* The data *
=== Section Start ===

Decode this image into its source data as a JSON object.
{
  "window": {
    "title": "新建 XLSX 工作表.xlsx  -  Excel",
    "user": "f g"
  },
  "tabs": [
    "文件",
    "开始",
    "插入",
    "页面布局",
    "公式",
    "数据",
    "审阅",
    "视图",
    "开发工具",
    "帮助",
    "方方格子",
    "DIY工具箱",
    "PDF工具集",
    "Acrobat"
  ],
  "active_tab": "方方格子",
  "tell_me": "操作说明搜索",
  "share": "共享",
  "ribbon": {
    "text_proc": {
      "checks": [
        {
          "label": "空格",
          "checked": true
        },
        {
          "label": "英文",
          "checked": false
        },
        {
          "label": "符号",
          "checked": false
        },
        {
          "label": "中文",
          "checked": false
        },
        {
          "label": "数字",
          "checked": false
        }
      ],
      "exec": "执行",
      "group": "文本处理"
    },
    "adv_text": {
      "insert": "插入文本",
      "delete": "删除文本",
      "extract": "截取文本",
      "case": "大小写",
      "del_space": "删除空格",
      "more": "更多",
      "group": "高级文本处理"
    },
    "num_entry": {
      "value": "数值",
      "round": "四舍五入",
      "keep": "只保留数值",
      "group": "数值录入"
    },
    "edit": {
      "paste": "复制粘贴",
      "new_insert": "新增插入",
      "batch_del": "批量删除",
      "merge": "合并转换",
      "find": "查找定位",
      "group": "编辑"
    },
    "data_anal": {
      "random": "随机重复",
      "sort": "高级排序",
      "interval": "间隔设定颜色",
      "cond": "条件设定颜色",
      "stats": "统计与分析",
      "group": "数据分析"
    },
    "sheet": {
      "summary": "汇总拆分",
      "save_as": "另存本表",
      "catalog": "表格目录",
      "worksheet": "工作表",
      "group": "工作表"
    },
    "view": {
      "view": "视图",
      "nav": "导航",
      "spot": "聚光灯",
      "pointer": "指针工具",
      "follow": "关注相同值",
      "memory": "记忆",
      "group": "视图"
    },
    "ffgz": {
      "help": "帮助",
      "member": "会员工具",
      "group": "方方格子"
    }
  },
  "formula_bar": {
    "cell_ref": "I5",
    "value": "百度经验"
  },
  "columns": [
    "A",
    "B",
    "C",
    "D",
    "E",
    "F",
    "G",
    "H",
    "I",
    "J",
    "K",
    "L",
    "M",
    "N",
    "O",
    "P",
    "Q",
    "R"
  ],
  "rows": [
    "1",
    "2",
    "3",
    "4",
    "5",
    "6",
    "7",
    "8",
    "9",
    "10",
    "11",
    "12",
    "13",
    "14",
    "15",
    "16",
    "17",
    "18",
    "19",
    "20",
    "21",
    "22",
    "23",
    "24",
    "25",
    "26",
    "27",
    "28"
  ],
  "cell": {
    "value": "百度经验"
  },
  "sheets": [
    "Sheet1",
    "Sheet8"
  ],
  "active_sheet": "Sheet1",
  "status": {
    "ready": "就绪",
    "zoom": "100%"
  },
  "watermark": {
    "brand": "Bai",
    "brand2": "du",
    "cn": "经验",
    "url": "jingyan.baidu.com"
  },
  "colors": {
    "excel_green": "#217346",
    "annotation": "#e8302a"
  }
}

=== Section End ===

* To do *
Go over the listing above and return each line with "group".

* Answer below *
      "group": "文本处理"
      "group": "高级文本处理"
      "group": "数值录入"
      "group": "编辑"
      "group": "数据分析"
      "group": "工作表"
      "group": "视图"
      "group": "方方格子"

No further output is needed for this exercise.